Aer Lingus aircraft loaders at Dublin Airport are to ballot for industrial action after fears arose over outsourcing.
The move comes after staff accused management of bringing in outside trainers from Manchester to train Dublin-based workers on aircraft push-backs rather than using its own locally based training department, according to well-placed sources.
Tensions were also heightened at the airline’s Cork base after an independent review of staff relations there raised “significant concerns”.
In Dublin, loaders agreed to the ballot and decided that in the meantime they would turn down any extra duties such as overtime, said the sources.
“Aer Lingus has not received any formal notification in relation to any such ballot. Aer Lingus is engaged in a process with Siptu on a number of operational matters and both parties have agreed to accept an invite to the WRC,” said an Aer Lingus spokeswoman, responding to a query from the Sunday Independent about the ballot and the outsourcing fears.
A union committee meeting on Tuesday is expected to ratify the process and make arrangements for a ballot. Siptu said it had no comment to make.
Meanwhile, a review of industrial relations practice in Cork raised serious concerns about “a high level of mistrust and polarisation” among Aer Lingus ground staff following a row over holidays.
An official from the Workplace Relations Commission (WRC) conducted a series of individual interviews with ramp staff and managers and raised “significant concerns”, according to a letter sent to senior Siptu officials by Aer Lingus management.
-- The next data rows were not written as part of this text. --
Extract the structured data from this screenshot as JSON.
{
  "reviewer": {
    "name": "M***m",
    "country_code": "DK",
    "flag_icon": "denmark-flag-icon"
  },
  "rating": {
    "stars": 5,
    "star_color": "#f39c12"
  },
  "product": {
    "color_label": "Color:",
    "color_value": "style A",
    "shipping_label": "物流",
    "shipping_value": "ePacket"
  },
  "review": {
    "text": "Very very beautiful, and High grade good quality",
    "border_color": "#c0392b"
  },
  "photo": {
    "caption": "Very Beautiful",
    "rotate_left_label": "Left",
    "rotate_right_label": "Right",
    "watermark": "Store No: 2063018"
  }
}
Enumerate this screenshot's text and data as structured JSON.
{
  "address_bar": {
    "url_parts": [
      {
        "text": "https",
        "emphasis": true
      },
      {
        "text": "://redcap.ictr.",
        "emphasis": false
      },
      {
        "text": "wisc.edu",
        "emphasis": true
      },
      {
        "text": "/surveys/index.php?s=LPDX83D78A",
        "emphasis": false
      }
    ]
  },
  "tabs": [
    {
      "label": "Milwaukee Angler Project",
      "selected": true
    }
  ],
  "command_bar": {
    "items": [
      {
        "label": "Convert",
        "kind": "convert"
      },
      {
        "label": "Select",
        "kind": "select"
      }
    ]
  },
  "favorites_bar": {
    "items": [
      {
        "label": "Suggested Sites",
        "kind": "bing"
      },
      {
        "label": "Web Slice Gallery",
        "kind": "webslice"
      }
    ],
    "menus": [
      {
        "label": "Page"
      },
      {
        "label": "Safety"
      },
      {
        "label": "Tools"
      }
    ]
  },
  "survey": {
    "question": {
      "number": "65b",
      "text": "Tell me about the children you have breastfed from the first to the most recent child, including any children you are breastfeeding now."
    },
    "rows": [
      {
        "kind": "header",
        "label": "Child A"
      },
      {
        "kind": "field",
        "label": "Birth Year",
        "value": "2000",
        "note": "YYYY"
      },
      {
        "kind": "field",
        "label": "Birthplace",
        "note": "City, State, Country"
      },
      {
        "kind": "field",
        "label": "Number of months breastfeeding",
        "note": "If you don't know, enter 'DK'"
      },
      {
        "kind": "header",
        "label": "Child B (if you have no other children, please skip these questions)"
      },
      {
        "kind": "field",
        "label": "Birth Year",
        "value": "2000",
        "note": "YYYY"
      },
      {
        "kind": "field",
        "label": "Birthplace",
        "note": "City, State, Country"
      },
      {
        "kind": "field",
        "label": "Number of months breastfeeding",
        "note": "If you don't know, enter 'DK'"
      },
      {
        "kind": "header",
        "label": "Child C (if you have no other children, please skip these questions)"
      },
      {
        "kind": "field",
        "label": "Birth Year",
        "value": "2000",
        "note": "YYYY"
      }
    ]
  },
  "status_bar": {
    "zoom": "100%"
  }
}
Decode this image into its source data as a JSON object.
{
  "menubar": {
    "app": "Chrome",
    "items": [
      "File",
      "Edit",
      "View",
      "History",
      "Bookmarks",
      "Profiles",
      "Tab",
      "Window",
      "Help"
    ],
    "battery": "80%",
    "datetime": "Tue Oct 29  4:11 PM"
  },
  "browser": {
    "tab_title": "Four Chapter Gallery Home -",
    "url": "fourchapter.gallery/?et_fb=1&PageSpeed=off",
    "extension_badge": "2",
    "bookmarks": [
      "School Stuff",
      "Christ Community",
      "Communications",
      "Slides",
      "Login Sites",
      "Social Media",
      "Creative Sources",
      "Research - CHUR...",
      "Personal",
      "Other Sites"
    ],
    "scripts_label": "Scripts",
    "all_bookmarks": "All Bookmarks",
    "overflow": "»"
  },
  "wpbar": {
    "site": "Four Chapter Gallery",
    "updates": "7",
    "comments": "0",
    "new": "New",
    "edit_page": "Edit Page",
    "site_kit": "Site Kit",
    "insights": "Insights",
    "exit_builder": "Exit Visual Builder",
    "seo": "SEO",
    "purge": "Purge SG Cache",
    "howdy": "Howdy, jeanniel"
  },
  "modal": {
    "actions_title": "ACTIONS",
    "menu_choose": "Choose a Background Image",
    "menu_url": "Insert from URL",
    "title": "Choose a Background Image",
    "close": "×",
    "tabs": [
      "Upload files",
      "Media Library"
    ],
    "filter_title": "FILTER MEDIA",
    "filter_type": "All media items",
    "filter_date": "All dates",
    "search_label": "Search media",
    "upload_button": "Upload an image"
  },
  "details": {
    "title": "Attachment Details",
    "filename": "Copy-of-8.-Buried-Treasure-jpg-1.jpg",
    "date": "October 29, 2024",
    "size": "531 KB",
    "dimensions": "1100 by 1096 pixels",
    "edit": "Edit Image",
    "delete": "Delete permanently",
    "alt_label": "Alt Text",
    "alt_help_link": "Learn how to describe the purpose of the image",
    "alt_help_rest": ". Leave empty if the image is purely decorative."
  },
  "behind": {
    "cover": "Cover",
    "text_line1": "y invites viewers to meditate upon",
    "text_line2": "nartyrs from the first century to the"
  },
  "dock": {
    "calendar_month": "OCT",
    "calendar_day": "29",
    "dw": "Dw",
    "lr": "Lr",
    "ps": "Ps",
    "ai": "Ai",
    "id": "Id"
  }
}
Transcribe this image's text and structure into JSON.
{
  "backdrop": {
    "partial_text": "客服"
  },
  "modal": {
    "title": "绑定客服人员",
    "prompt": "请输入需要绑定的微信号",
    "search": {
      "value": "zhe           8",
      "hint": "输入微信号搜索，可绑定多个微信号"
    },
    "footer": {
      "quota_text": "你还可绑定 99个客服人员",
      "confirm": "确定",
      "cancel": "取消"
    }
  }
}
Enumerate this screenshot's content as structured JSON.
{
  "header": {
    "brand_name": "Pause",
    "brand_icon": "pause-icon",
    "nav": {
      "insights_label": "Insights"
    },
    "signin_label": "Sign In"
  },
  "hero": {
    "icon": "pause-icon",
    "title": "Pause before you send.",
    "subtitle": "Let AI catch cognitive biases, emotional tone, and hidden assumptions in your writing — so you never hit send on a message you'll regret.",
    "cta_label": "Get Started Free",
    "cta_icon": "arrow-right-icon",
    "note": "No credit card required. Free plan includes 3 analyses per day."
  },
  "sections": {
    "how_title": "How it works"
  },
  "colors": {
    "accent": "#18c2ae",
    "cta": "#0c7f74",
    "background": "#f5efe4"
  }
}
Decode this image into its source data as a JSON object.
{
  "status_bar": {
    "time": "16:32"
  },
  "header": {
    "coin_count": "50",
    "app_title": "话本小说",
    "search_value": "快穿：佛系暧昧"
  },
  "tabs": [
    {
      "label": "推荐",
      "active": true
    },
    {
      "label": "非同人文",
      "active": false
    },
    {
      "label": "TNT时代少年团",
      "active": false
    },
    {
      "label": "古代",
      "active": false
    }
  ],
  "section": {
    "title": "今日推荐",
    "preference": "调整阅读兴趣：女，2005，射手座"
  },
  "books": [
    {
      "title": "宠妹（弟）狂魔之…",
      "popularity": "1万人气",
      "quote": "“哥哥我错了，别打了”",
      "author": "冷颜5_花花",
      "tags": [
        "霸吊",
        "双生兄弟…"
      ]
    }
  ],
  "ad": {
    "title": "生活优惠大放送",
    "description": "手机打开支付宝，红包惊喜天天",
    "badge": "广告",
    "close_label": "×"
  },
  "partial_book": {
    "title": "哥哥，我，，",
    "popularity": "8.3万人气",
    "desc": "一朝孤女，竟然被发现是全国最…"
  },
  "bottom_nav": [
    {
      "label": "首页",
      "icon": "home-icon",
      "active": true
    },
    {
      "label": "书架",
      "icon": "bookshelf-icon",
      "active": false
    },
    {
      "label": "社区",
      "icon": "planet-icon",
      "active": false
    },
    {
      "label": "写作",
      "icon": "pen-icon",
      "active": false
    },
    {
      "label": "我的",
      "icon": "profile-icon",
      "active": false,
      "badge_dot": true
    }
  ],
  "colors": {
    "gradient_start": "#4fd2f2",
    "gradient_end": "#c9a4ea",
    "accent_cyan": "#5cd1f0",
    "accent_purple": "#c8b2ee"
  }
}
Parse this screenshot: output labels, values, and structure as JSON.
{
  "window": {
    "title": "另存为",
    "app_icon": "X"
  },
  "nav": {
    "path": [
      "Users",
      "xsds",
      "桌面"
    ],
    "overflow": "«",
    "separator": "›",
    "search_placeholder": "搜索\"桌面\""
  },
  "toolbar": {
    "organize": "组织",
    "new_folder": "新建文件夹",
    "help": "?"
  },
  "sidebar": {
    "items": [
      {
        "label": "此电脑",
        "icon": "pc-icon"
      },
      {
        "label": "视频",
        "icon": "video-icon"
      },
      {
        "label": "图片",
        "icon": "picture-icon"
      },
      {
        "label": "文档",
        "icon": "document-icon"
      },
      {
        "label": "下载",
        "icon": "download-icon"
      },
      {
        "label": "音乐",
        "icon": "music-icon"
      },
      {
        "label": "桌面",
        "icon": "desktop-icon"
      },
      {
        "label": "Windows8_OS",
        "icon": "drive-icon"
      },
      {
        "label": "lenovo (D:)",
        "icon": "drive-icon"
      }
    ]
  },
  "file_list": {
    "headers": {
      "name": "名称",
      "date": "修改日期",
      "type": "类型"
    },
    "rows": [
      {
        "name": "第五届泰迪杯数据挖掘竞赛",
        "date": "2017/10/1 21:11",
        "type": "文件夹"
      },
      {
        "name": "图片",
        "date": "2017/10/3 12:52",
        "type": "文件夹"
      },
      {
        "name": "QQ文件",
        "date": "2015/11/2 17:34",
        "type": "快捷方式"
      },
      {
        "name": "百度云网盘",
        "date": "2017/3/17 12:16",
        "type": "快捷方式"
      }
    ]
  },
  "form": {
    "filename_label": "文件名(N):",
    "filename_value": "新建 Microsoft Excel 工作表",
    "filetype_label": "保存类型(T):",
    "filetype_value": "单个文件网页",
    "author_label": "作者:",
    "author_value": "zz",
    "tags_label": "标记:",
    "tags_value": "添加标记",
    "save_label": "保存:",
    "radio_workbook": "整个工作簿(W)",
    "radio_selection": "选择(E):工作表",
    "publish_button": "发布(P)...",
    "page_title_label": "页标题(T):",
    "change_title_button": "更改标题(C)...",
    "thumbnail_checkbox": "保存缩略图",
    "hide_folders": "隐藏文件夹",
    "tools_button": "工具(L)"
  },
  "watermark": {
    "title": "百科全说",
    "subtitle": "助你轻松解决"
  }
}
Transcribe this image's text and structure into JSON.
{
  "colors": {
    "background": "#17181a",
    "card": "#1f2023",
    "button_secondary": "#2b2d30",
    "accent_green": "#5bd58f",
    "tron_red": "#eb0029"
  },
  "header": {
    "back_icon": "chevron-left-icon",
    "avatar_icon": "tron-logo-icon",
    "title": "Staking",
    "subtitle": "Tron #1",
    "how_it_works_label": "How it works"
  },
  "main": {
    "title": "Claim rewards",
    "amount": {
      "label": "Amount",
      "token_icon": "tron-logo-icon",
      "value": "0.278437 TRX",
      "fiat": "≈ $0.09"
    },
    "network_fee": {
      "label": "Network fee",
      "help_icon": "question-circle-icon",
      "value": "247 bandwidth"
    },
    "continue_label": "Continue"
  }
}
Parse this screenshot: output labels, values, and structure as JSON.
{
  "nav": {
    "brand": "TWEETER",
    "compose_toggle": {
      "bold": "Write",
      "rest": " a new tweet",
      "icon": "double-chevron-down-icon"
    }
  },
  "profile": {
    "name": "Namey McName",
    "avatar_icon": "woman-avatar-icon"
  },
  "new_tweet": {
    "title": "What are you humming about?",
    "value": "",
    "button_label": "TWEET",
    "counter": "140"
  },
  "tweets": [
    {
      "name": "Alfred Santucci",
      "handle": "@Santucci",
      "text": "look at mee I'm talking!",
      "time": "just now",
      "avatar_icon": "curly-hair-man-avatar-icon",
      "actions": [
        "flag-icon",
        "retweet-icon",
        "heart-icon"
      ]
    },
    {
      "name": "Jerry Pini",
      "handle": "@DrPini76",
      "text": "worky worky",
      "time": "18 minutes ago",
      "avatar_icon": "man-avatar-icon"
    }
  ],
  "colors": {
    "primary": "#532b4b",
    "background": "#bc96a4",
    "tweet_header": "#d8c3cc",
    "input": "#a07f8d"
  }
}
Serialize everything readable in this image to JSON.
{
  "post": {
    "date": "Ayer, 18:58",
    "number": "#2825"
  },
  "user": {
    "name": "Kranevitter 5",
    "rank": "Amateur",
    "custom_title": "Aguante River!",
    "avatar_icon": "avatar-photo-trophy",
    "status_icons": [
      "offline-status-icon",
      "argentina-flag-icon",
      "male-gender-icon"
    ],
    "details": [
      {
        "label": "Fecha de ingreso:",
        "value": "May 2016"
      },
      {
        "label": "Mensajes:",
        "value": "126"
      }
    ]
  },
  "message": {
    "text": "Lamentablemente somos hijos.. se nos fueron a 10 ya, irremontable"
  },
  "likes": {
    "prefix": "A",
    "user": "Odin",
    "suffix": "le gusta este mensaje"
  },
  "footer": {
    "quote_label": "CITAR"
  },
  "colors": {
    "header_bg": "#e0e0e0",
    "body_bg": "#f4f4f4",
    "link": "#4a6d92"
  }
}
The review followed a dispute between the airline and some staff at the airport about annual leave entitlements. Siptu had requested that the WRC conduct a review of industrial relations practice and procedure in January.
Aer Lingus wrote to Siptu expressing “serious concerns” about the WRC report and the situation at Cork, which it said “continues to deteriorate”.
“A high level of polarisation and mistrust prevails and what is striking from an industrial relations context is that the mistrust is essentially an issue with the staff group itself,” said the WRC report. “This mistrust extends to poor union representation which is divided on partisan lines. I would describe union representation as in effect broken down.”
The WRC official wrote that there “is a fundamental inability by the union group to develop cohesive and agreed positions of relevance to all if not most members essential to engaging realistically and credibly with management on practically any issue. This is evidenced by the situation regarding annual leave issue which in any other workplace would be resolved by agreement and taking on board to the maximum extent the concerns and interest of all.”
In the letter to Siptu, Aer Lingus employee relations manager Sharon Morris said staff in Cork had questioned the company’s decision “to continue to engage with the current [trade union] committee in circumstances where they maintain the current committee do not in their opinion represent the entire operative section in Cork and do not have a mandate for the changes proposed”.
The airline said it had “repeatedly sought to encourage this group of staff to continue to engage with the process and in particular to engage with Siptu to address their concerns”.
A Siptu spokesman declined to comment. An Aer Lingus spokeswoman said an annual leave arrangement had been put in place and it “continues to engage with local representatives and union officials on a broad range of issues related to a limited number of staff”.
Sunday Indo Business